It was demonstrated at the Fraunhofer IST that the migration of plasticizers from plasticized PVC can be reduced by 95 percent by treatment in pure argon plasma. Current knowledge attributes this effect to the plastic being cross-linked by the very short-wave UV radiation of the argon plasma. It was also demonstrated that the treatment is stable in the long term and depends on the purity of the process gas. In addition to the treatment of flat film material, processes have been developed which allow even the interior surfaces of tubes and blood bags to be successfully modified and coated.
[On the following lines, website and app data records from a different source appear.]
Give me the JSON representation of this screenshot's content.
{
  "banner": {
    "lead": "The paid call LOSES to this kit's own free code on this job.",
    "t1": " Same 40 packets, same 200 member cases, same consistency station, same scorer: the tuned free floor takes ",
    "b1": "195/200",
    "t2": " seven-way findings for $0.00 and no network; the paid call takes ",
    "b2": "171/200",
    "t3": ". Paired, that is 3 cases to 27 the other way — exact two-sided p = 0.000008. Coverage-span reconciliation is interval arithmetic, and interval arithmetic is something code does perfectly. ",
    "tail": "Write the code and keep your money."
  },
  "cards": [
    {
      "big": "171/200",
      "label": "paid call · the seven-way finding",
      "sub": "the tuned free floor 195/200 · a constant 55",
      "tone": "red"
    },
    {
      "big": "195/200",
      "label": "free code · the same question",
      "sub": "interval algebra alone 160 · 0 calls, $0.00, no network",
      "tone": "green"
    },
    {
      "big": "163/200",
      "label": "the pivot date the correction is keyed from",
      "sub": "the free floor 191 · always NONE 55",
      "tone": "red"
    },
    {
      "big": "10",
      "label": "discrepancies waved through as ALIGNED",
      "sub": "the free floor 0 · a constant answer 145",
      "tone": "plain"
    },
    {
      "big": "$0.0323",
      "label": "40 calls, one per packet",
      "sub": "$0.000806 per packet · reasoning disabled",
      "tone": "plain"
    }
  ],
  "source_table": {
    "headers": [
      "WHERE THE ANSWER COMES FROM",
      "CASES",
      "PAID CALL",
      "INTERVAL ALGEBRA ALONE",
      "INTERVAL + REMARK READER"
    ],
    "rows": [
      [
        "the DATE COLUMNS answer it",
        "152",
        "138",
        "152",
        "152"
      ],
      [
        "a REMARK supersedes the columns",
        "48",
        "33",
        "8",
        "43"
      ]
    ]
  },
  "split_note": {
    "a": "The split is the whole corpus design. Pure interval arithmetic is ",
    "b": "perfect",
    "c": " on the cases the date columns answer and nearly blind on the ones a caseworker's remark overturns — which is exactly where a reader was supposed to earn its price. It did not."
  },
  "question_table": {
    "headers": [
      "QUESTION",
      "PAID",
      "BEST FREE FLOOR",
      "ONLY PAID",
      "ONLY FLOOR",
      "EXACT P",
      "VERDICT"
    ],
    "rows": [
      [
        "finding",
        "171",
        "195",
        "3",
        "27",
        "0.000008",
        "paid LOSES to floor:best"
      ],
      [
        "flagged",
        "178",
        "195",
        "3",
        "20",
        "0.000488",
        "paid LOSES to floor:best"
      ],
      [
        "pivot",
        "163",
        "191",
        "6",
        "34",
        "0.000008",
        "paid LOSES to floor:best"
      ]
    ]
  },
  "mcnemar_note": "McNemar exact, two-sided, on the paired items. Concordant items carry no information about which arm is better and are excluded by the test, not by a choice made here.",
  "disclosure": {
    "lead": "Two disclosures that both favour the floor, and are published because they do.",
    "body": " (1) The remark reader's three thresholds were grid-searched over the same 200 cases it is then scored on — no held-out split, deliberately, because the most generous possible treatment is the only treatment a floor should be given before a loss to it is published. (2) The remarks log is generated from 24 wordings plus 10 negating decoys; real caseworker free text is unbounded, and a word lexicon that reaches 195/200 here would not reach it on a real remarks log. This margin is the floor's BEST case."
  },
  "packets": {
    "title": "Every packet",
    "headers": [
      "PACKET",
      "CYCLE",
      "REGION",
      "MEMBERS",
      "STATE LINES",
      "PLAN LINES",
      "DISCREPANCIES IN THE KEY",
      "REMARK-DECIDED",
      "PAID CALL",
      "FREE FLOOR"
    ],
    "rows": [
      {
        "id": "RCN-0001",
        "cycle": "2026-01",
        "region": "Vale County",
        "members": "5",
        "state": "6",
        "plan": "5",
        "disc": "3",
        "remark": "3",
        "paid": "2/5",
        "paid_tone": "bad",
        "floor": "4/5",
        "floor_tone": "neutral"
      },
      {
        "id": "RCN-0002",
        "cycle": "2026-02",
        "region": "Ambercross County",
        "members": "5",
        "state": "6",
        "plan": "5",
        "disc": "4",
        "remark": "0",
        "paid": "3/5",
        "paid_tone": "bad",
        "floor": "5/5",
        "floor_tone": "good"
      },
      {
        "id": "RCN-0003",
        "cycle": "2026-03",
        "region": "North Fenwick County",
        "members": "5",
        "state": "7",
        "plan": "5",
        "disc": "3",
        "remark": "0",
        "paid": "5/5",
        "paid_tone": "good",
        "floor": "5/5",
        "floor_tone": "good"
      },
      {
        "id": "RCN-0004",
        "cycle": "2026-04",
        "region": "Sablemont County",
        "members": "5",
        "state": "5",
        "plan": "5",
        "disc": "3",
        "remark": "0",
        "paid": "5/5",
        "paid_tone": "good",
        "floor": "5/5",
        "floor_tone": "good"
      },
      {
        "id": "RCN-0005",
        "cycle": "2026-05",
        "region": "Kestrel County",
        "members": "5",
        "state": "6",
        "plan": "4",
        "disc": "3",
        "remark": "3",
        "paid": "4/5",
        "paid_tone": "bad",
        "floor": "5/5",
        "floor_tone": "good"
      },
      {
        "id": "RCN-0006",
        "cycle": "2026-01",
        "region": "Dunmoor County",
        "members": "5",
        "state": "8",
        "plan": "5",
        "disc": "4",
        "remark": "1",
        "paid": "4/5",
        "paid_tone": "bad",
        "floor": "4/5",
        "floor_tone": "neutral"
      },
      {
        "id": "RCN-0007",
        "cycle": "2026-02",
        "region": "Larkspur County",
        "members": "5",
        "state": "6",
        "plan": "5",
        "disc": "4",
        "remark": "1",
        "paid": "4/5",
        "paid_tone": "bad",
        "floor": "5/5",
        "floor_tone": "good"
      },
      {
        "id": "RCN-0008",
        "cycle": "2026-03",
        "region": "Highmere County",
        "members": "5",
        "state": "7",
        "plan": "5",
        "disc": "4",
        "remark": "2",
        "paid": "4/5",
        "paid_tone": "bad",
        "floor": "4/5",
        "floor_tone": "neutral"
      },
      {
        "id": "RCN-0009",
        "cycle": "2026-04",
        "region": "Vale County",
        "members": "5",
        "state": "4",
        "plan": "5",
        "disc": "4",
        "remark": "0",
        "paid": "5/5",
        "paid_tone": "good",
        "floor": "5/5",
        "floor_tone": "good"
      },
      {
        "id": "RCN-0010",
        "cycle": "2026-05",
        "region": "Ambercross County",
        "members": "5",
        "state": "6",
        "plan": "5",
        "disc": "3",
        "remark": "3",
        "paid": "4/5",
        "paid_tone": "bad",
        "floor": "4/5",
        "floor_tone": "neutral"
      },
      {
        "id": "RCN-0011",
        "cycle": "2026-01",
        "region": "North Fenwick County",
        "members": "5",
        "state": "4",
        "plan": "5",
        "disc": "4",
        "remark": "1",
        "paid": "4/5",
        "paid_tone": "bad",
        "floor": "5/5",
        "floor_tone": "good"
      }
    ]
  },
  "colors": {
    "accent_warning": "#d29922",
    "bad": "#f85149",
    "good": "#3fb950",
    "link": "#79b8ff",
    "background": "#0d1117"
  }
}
Dielectric-barrier discharges are regarded in industry as a cost-effective way of treating plastic film before printing, gluing or painting. For this reason, current research is being conducted into the modification of film webs and the associated effects of further processing steps for medical products such as welding or gluing. In addition, various combinations of different processes are being tested with a view to reducing migration further. Future research will also look at whether results can be transferred to other polymers and the migration of other ingredients.